“My theory, and I think it’s pretty well proven: I believe all the homes lost in the Tubbs fire were from attic vents,” said Tom, a civil engineer.
After sealing the vents, he said, they would leave town _ “if the police don’t kick me out first,” he said.
A few doors down, Brian White was charging some lanterns and listening to a radio scanner. He said he did not intend to leave his house, which had a double fire buffer of a cemetery behind it and a golf course nearby. Only a “hellacious wind storm” would push the fire into town, he said, adding that he was less worried about that likelihood than leaving his home unattended in a vacant city.
But he sent his two children and his wife across town to stay with his parents in case they needed to quickly evacuate. And his Suzuki 650 motorcycle was ready in the garage if all hell broke loose.
Healdsburg Councilman Shaun McCaffery also chose to stay. When the evacuation orders came down, he was in the hardware store buying sprinklers for his roof, and a 400-pound generator sat in the back of his truck. His family was safe in a hotel in Sebastopol, he said, but he was staying behind to protect the family’s home and three cats, Butter, Percy and Inka.
“I just think being an elected official, staying is the right thing to do,” McCaffery said.

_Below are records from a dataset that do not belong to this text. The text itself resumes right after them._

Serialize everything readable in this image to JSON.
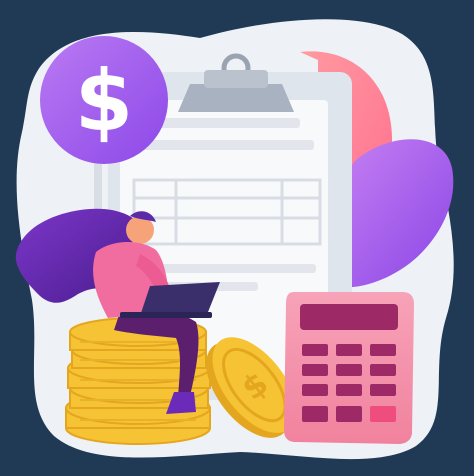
{
  "illustration": {
    "dollar_badge": {
      "symbol": "$",
      "icon": "dollar-sign-icon"
    },
    "clipboard": {
      "icon": "clipboard-icon"
    },
    "calculator": {
      "icon": "calculator-icon"
    },
    "person": {
      "icon": "woman-with-laptop-icon"
    },
    "coins": {
      "icon": "coin-stack-icon"
    }
  },
  "colors": {
    "background": "#203a56",
    "blob": "#eef1f5",
    "badge": "#a45ef0",
    "calculator": "#f48fa8",
    "coin": "#f6c334",
    "hair": "#6b2ab8",
    "sweater": "#f26d9f",
    "laptop": "#3b2f6b"
  }
}
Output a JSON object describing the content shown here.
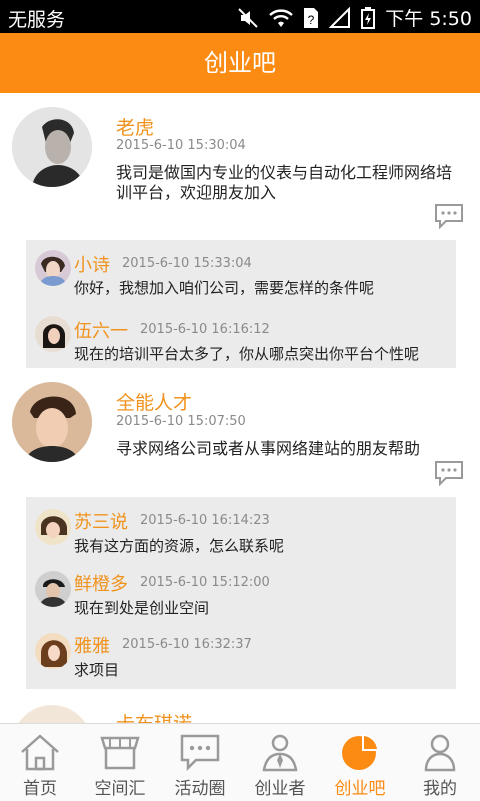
{
  "status": {
    "carrier": "无服务",
    "time": "下午 5:50"
  },
  "header": {
    "title": "创业吧"
  },
  "posts": [
    {
      "name": "老虎",
      "time": "2015-6-10 15:30:04",
      "body_line1": "我司是做国内专业的仪表与自动化工程师网络培",
      "body_line2": "训平台，欢迎朋友加入",
      "replies": [
        {
          "name": "小诗",
          "time": "2015-6-10 15:33:04",
          "body": "你好，我想加入咱们公司，需要怎样的条件呢"
        },
        {
          "name": "伍六一",
          "time": "2015-6-10 16:16:12",
          "body": "现在的培训平台太多了，你从哪点突出你平台个性呢"
        }
      ]
    },
    {
      "name": "全能人才",
      "time": "2015-6-10 15:07:50",
      "body_line1": "寻求网络公司或者从事网络建站的朋友帮助",
      "replies": [
        {
          "name": "苏三说",
          "time": "2015-6-10 16:14:23",
          "body": "我有这方面的资源，怎么联系呢"
        },
        {
          "name": "鲜橙多",
          "time": "2015-6-10 15:12:00",
          "body": "现在到处是创业空间"
        },
        {
          "name": "雅雅",
          "time": "2015-6-10 16:32:37",
          "body": "求项目"
        }
      ]
    },
    {
      "name": "卡布琪诺"
    }
  ],
  "tabs": [
    {
      "label": "首页",
      "icon": "home-icon"
    },
    {
      "label": "空间汇",
      "icon": "store-icon"
    },
    {
      "label": "活动圈",
      "icon": "chat-bubble-icon"
    },
    {
      "label": "创业者",
      "icon": "entrepreneur-icon"
    },
    {
      "label": "创业吧",
      "icon": "pie-chart-icon",
      "active": true
    },
    {
      "label": "我的",
      "icon": "user-icon"
    }
  ],
  "colors": {
    "accent": "#fb8b12",
    "name": "#f0931e",
    "reply_bg": "#ebebeb"
  }
}
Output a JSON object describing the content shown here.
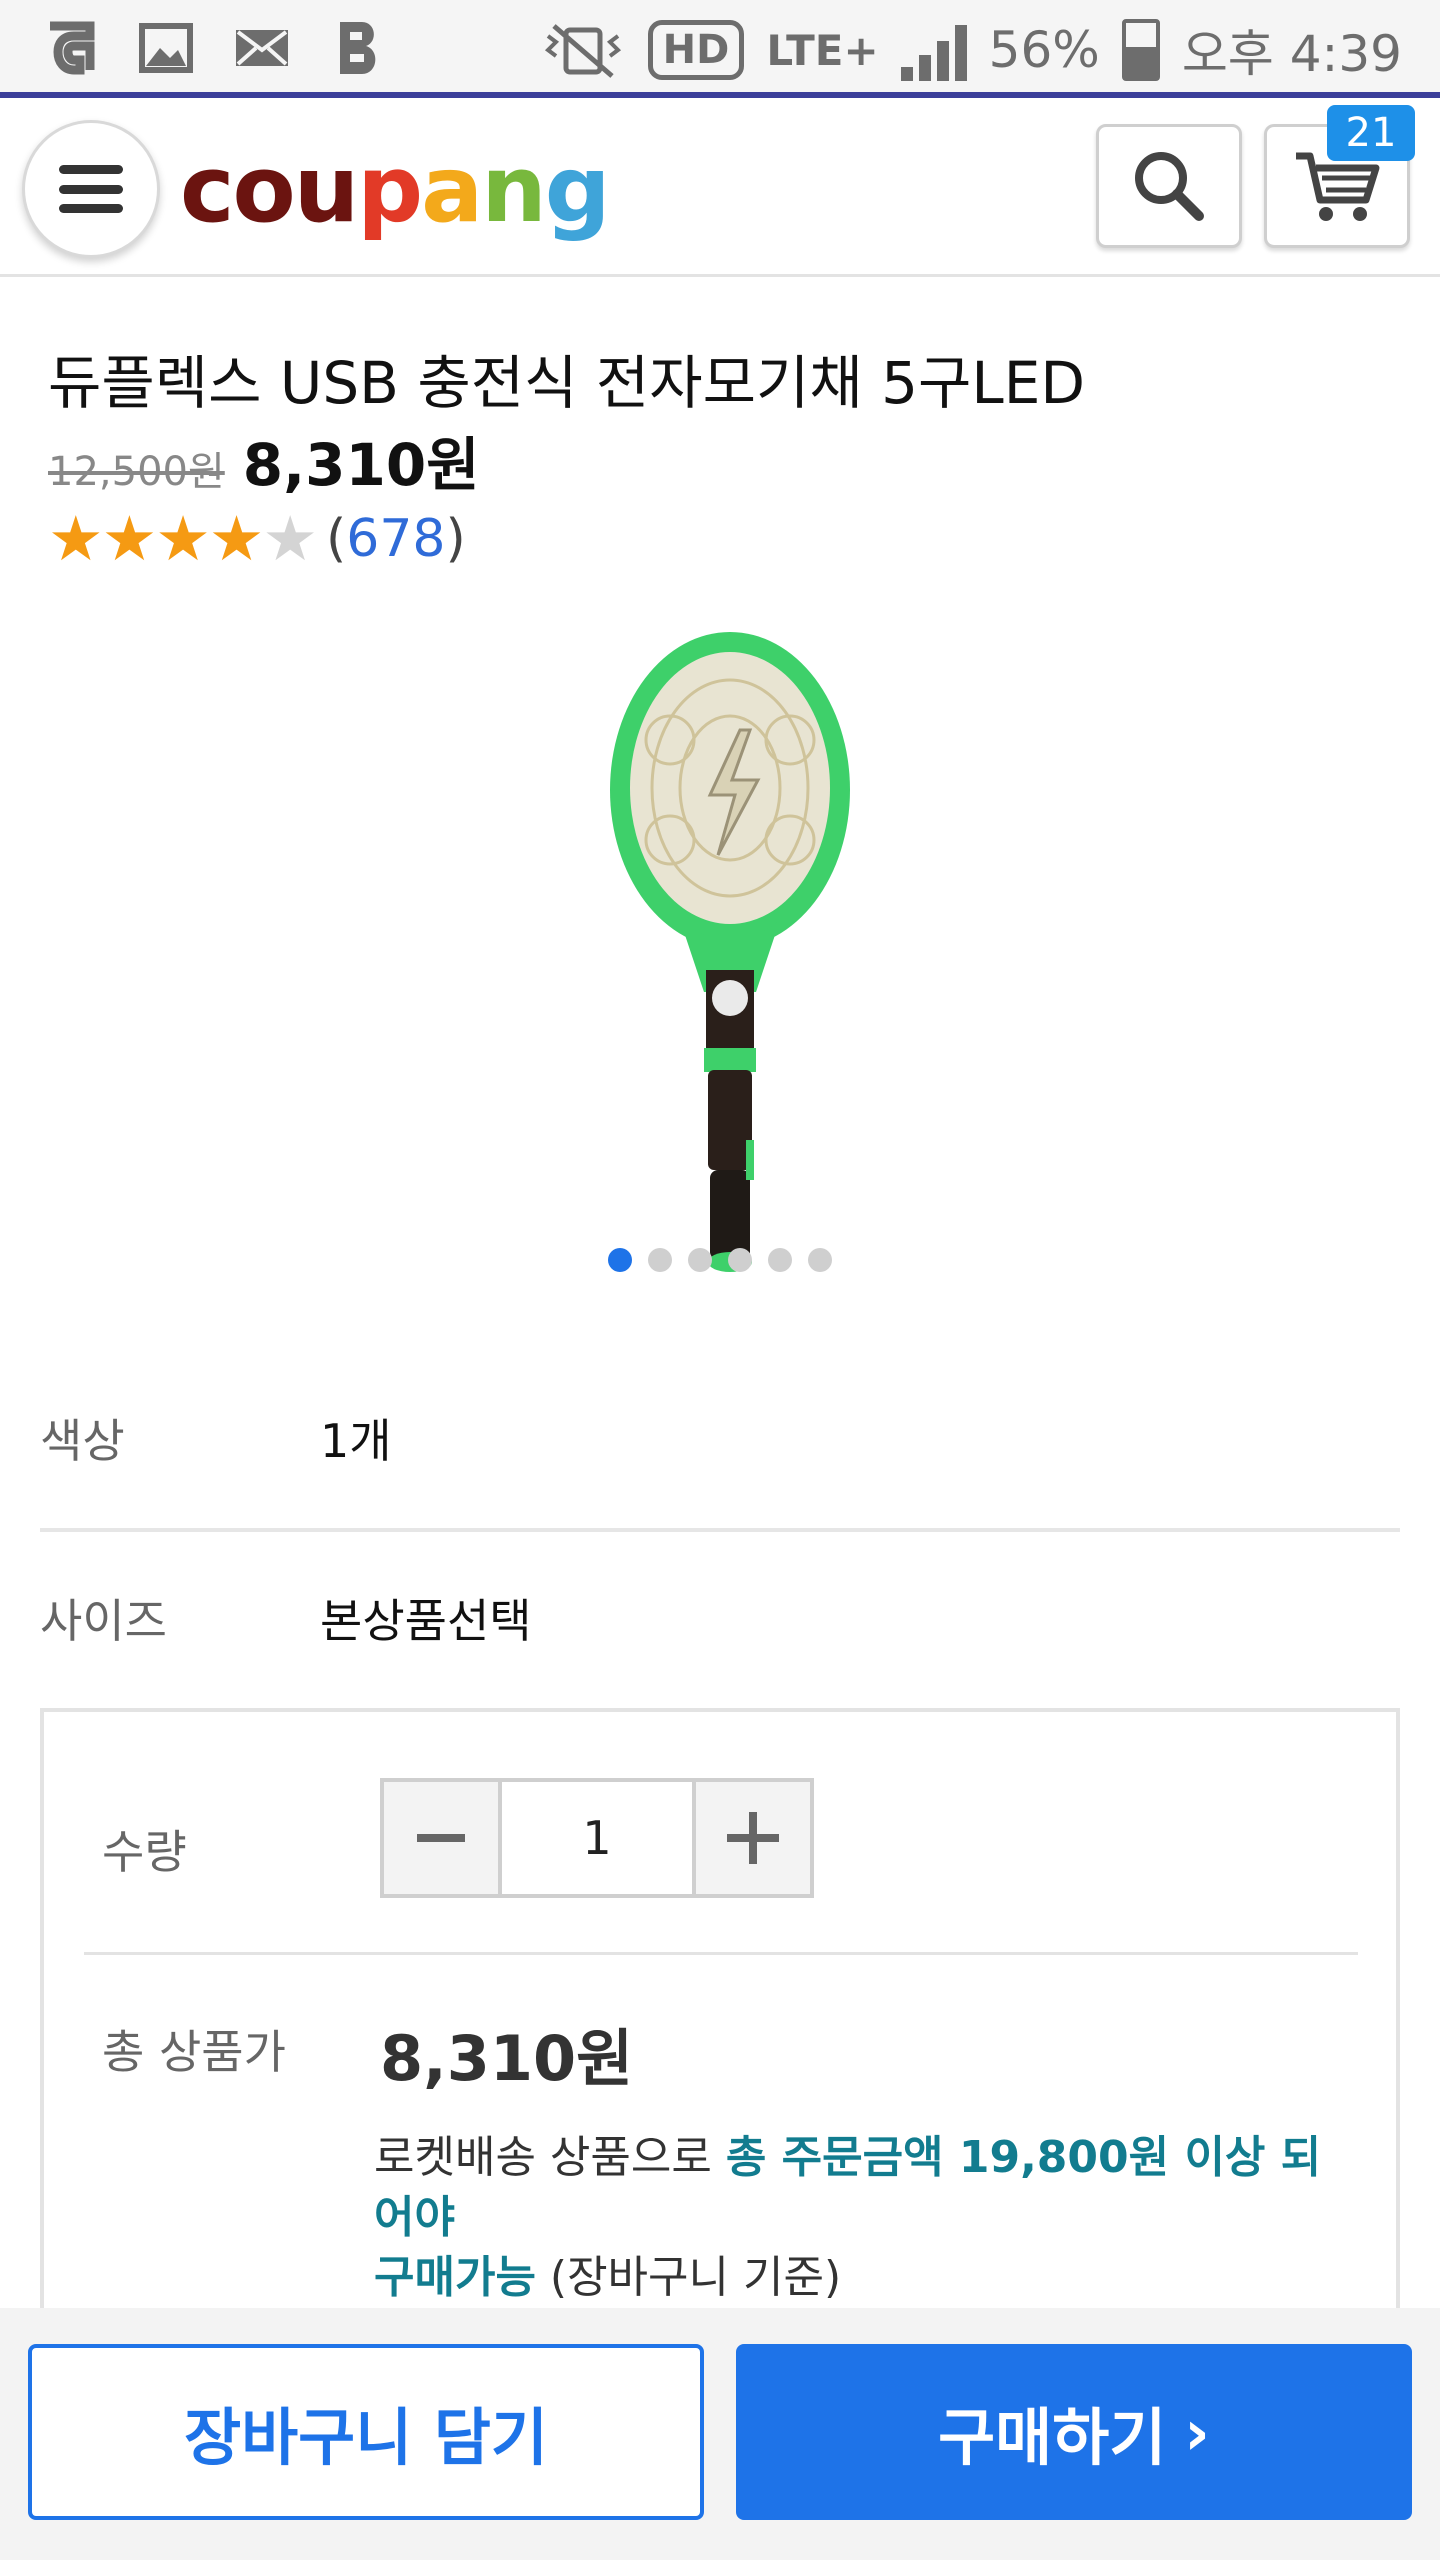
{
  "status_bar": {
    "battery_percent": "56%",
    "time": "오후 4:39",
    "hd_label": "HD",
    "network_label": "LTE+"
  },
  "header": {
    "logo": [
      "c",
      "o",
      "u",
      "p",
      "a",
      "n",
      "g"
    ],
    "cart_count": "21"
  },
  "product": {
    "title": "듀플렉스 USB 충전식 전자모기채 5구LED",
    "original_price": "12,500원",
    "sale_price": "8,310원",
    "rating_stars": 4,
    "review_count": "678",
    "image_index": 1,
    "image_total": 6
  },
  "options": {
    "color_label": "색상",
    "color_value": "1개",
    "size_label": "사이즈",
    "size_value": "본상품선택"
  },
  "quantity": {
    "label": "수량",
    "value": "1",
    "minus": "−",
    "plus": "+"
  },
  "total": {
    "label": "총 상품가",
    "price": "8,310원"
  },
  "notice": {
    "text_1": "로켓배송 상품으로 ",
    "highlight_1": "총 주문금액 19,800원 이상 되어야",
    "highlight_2": "구매가능",
    "text_2": " (장바구니 기준)"
  },
  "actions": {
    "add_to_cart": "장바구니 담기",
    "buy_now": "구매하기",
    "buy_arrow": "›"
  },
  "colors": {
    "accent": "#1e73e8",
    "notice_highlight": "#127c8f",
    "star": "#f59a13"
  }
}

At the entrance to the 101, Larry “Doc” Johnson sat waiting for roadside assistance with his two dogs, Clyde and Gunner. A lifelong resident of Windsor, outside Healdsburg, he faced a mandatory evacuation, he said, but his camper blew two tires as he was heading north to the river. The threat of fire didn’t spook him.
“I’ve seen fire on them hills lots,” he said. But if he could get his rig running that night, he said, he’d head out to the coast to go crabbing in Bodega Bay later this week.
Firefighters were also battling a few blazes outside of Sonoma County early Sunday. In eastern Contra Costa County, fire officials got the upper hand on three fires in rural neighborhoods that prompted evacuations _ two in Oakley along the San Joaquin River delta and one in a small, rural neighborhood of Clayton in the mountainous area east of the peak of Mount Diablo.
In the East Bay, residents had been told their power would be out by 10 p.m. Saturday, then 8 p.m., 7 p.m. and finally 5 p.m. The times changed with each update in wind forecasts. Wind is much harder to predict than rain.
Finding ice Saturday morning proved impossible for many residents, but there were bright spots.
Moraga Hardware & Lumber told a local television station Friday that it was receiving a new shipment of lanterns and batteries the next morning. The news spread on online neighborhood forums.
Before 8 a.m., lines had formed at the store. Customers gladly paid $53.51 for a small battery-operated lantern and an eight-pack of D batteries.
A Moraga resident identified as AM Wittek on a neighborhood forum had a generator. Wittek offered to loan it to anyone who needed it for medical reasons.
Others shared advice for keeping freezers and refrigerators cold: Adjust the temperatures to levels below what manufacturers recommend, and freeze plastic water bottles and other containers with water to keep food cool when power was lost.
The planned shutdown, however, sparked plenty of grumbling about PG&E. Mogg, the American Canyon mobile home owner, blamed the utility for paying excessive salaries rather than focusing on public safety.
“For too many years, instead of fixing the infrastructure, hardening the lines and doing all the things they should have been doing to make this a first-class electrical system, they’ve been pouring it into executive salaries, stockholders,” Mogg said.